Anderson Pass; finally!

Heading down the other side was a real adventure as well.  I was probably half way down before I saw any evidence of a trail.  I ended up just cutting down the steep slope in the general direction of the trail until I came out into the clear and started finding periodic sections of trail.  

Toward the bottom of the pass was the debris field from a large avalanche, probably 1/4 mile across and 1/2 mile long.  The trees looked like pick up sticks just tossed all over.  Quite fun crossing that mess.  Once past that the snow diminished enough that the travel became easier, and by the time I hit the O'Neil Pass trail the snow has mostly disappeared.

I had not remembered all the waterfalls falling into the Enchanted Valley.  While there were not any I saw with massive amounts of water, they were falling many hundreds of feet, and pretty frequently.  I could see about 8 of them from my campsite alone.  I did manage to see a couple of bears just above the camping area and a couple of deer that wandered through the next morning.  Also experienced my first mosquitoes of the season, although not to terrible.

One of the waterfalls in the upper valley.

Caught this picture just as he put his head back down to graze.  Good sized bear just about 50 feet of the trail.  More interested in eating than in posing for a better picture.

Not sure just exactly what he was eating, but it must have been good.  He was slowly mowing his way across the meadow.

Some of the waterfalls across the river from my camp at Enchanted Valley.  None of them had a large flow, but there were lots of them.  This is 3 of the 8 I could see across the way.

The Chalet / Ranger Station 

I have grown fascinated with the world of mushrooms.  These were growing out of the cut end of an old log by my camp.  There were just about fingernail sized.

Are you looking at me?

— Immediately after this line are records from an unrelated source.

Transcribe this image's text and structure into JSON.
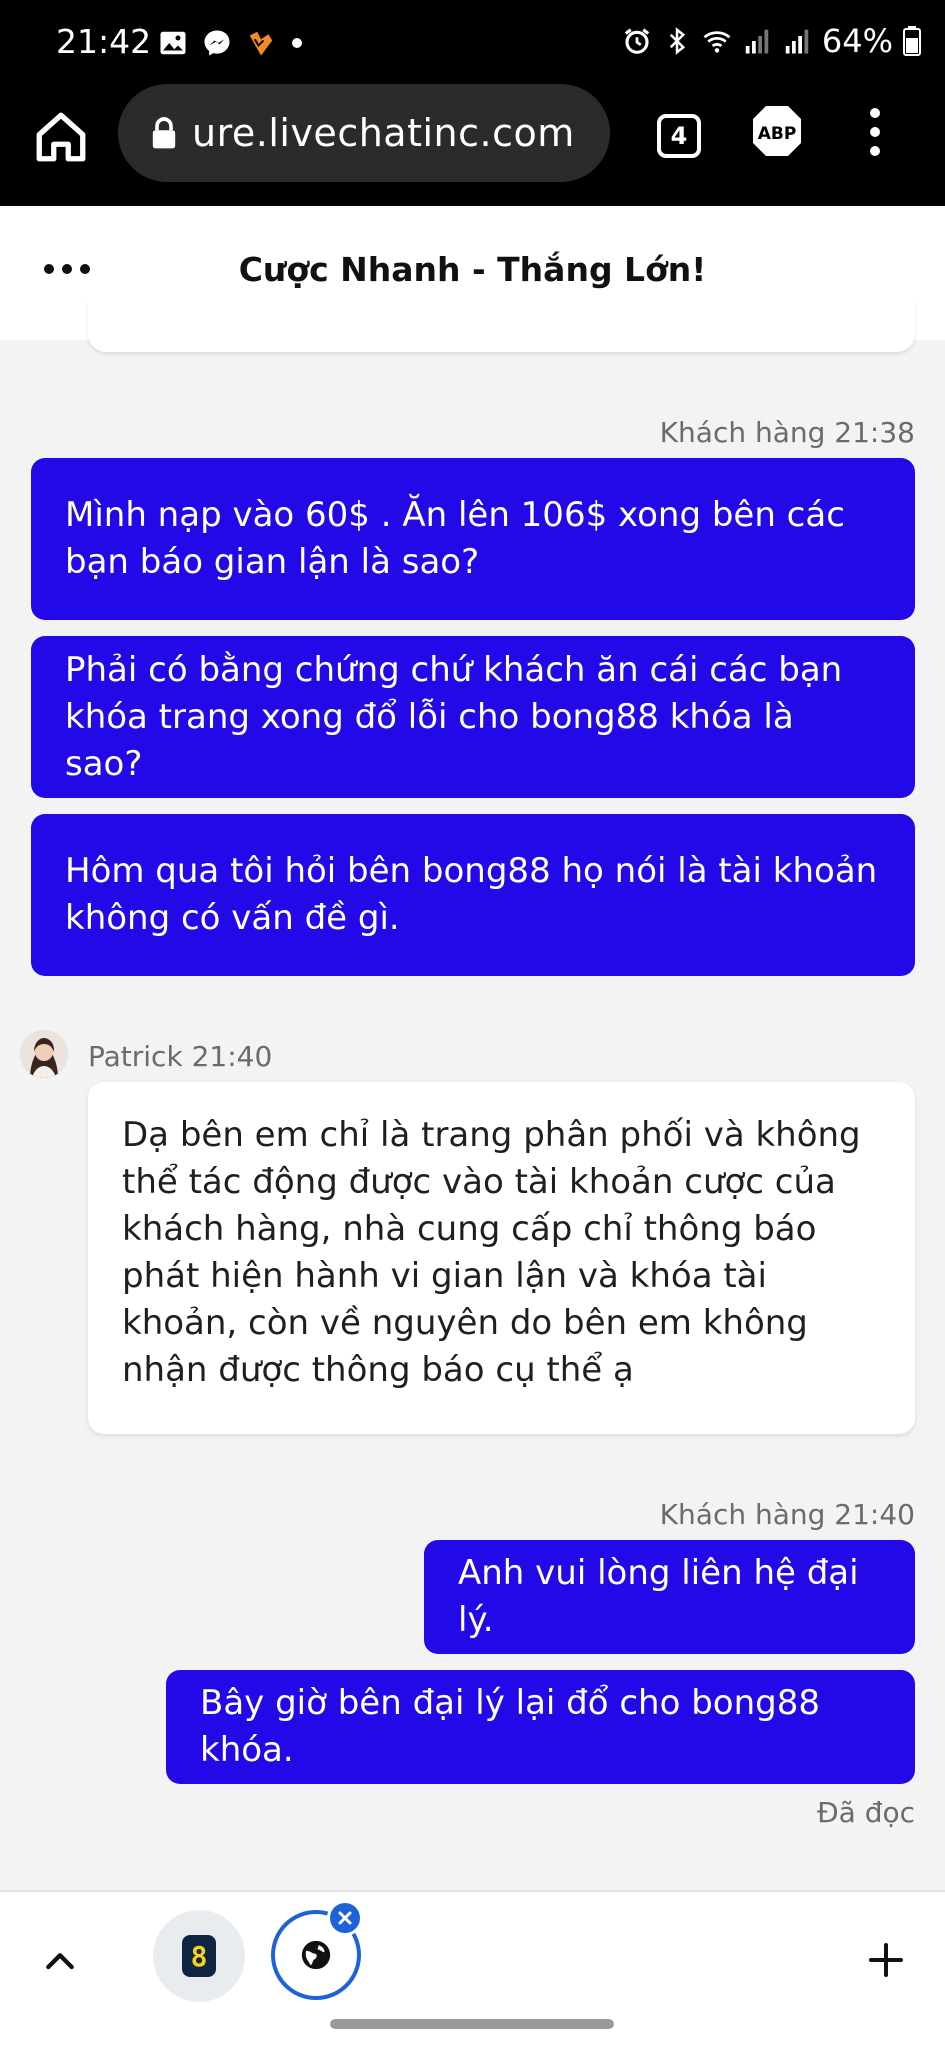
{
  "status_bar": {
    "time": "21:42",
    "battery": "64%",
    "icons": [
      "gallery-icon",
      "messenger-icon",
      "app-icon",
      "alarm-icon",
      "bluetooth-icon",
      "wifi-icon",
      "signal-icon",
      "battery-icon"
    ]
  },
  "browser": {
    "url": "ure.livechatinc.com",
    "tab_count": "4",
    "abp_label": "ABP"
  },
  "chat": {
    "title": "Cược Nhanh - Thắng Lớn!",
    "messages": [
      {
        "meta": "Khách hàng 21:38",
        "bubbles": [
          "Mình nạp vào 60$ . Ăn lên 106$ xong bên các bạn báo gian lận là sao?",
          "Phải có bằng chứng chứ khách ăn cái các bạn khóa trang xong đổ lỗi cho bong88 khóa là sao?",
          "Hôm qua tôi hỏi bên bong88 họ nói là tài khoản không có vấn đề gì."
        ]
      },
      {
        "meta": "Patrick 21:40",
        "text": "Dạ bên em chỉ là trang phân phối và không thể tác động được vào tài khoản cược của khách hàng, nhà cung cấp chỉ thông báo phát hiện hành vi gian lận và khóa tài khoản, còn về nguyên do bên em không nhận được thông báo cụ thể ạ"
      },
      {
        "meta": "Khách hàng 21:40",
        "bubbles": [
          "Anh vui lòng liên hệ đại lý.",
          "Bây giờ bên đại lý lại đổ cho bong88 khóa."
        ],
        "status": "Đã đọc"
      }
    ]
  },
  "bottom_nav": {
    "app_badge": "8"
  },
  "colors": {
    "outgoing_bubble": "#2309e8",
    "accent_blue": "#1d62d8"
  }
}
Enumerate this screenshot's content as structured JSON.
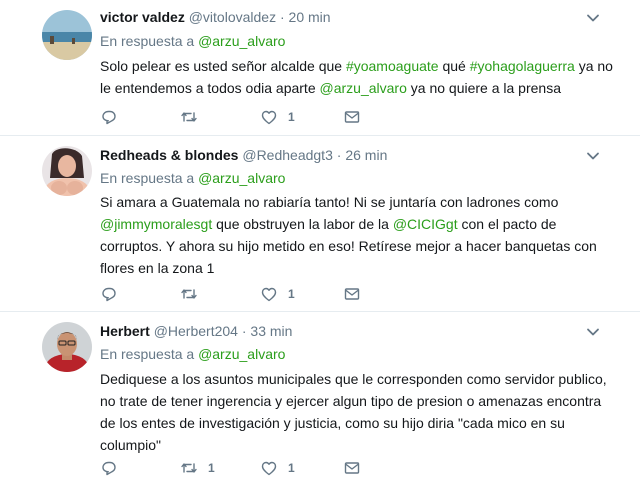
{
  "colors": {
    "mention": "#2b9e1b",
    "meta": "#657786",
    "border": "#e6ecf0"
  },
  "tweets": [
    {
      "name": "victor valdez",
      "handle": "@vitolovaldez",
      "sep": "·",
      "time": "20 min",
      "reply_prefix": "En respuesta a",
      "reply_to": "@arzu_alvaro",
      "body": [
        {
          "t": "Solo pelear es usted señor alcalde que ",
          "c": ""
        },
        {
          "t": "#yoamoaguate",
          "c": "green"
        },
        {
          "t": " qué ",
          "c": ""
        },
        {
          "t": "#yohagolaguerra",
          "c": "green"
        },
        {
          "t": " ya no le entendemos a todos odia aparte ",
          "c": ""
        },
        {
          "t": "@arzu_alvaro",
          "c": "green"
        },
        {
          "t": " ya no quiere a la prensa",
          "c": ""
        }
      ],
      "actions": {
        "reply_count": "",
        "retweet_count": "",
        "like_count": "1"
      }
    },
    {
      "name": "Redheads & blondes",
      "handle": "@Redheadgt3",
      "sep": "·",
      "time": "26 min",
      "reply_prefix": "En respuesta a",
      "reply_to": "@arzu_alvaro",
      "body": [
        {
          "t": "Si amara a Guatemala no rabiaría tanto! Ni se juntaría con ladrones como ",
          "c": ""
        },
        {
          "t": "@jimmymoralesgt",
          "c": "green"
        },
        {
          "t": " que obstruyen la labor de la ",
          "c": ""
        },
        {
          "t": "@CICIGgt",
          "c": "green"
        },
        {
          "t": " con el pacto de corruptos. Y ahora su hijo metido en eso! Retírese mejor a hacer banquetas con flores en la zona 1",
          "c": ""
        }
      ],
      "actions": {
        "reply_count": "",
        "retweet_count": "",
        "like_count": "1"
      }
    },
    {
      "name": "Herbert",
      "handle": "@Herbert204",
      "sep": "·",
      "time": "33 min",
      "reply_prefix": "En respuesta a",
      "reply_to": "@arzu_alvaro",
      "body": [
        {
          "t": "Dediquese a los asuntos municipales que le corresponden como servidor publico, no trate de tener ingerencia y ejercer algun tipo de presion o amenazas encontra de los entes de investigación y justicia, como su hijo diria \"cada mico en su columpio\"",
          "c": ""
        }
      ],
      "actions": {
        "reply_count": "",
        "retweet_count": "1",
        "like_count": "1"
      }
    }
  ]
}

There were 4-5 other camp sites occupied that night, and one of them beat me out in the morning although I never saw them.  The most amazing thing to me on the trip out was the number of people coming up the trail.  I do not believe I had ever encountered so many people in the back country before.  In the first 6.5 miles I encountered 3 day hikers and at least 3 dozen backpackers heading for the Valley.  One group of 10 and another of 8 were both planning on going over Anderson Pass the next day so I talked with them for a while.  I suspect I encountered nearly 100 people on the trail before I got to the trail head and pickup point.  It was really crazy, especially from the Pony Bridge out.

A very interesting bridge across the Quinault just below the Valley.  No passing allowed.

What looks like abstract art is just what is left of an old tree.  The rest of it has rotted away.

The base of a fallen Red Cedar.  The base is nearly 30 feet across.  The trail  zigs around  it here.

There were a few places along the East Fork of the Quinault that looked almost manicured.; like walking in  a county park.

One of a small stand of big old Red Cedar's.  This one appears to have a diameter of 8-10 feet.

If you look closely you will see an elk print with a deer print on top of it.

If you blow this picture up, you will be amazed at the number and types of bugs pollinating this Cow Parsnip.  They were just swarming over it.

Looking back up the gorge under the Pony Bridge.  The bridge is hard to see here, but it is at the center and toward the top of the picture.

The Dosewallips trail end is just over 34 miles away.  It appears like the road above the washout is now considered a part of the Dosewallips trail.

All in all a very good trip, although I did fight with a pulled calf muscle for the last day and a quarter.  Backcountry Navigator worked well until I changed the battery on the phone to start the third day; it was lost after that.  Fortunately I didn't need it for navigating the trail out of the Valley.  SPOT tracked along OK, although the heavier tree cover down low blocks it a lot.  Going stoveless is getting easier, finding a better variety for dinner.  All of the rest of the gear seems to be working pretty well so I think I am about ready for a much longer trip.

If you are looking to head out over Anderson Pass it should be easily doable now, so long as you can handle the navigation issues.  I made it with trail runners, micro-spikes and trekking poles.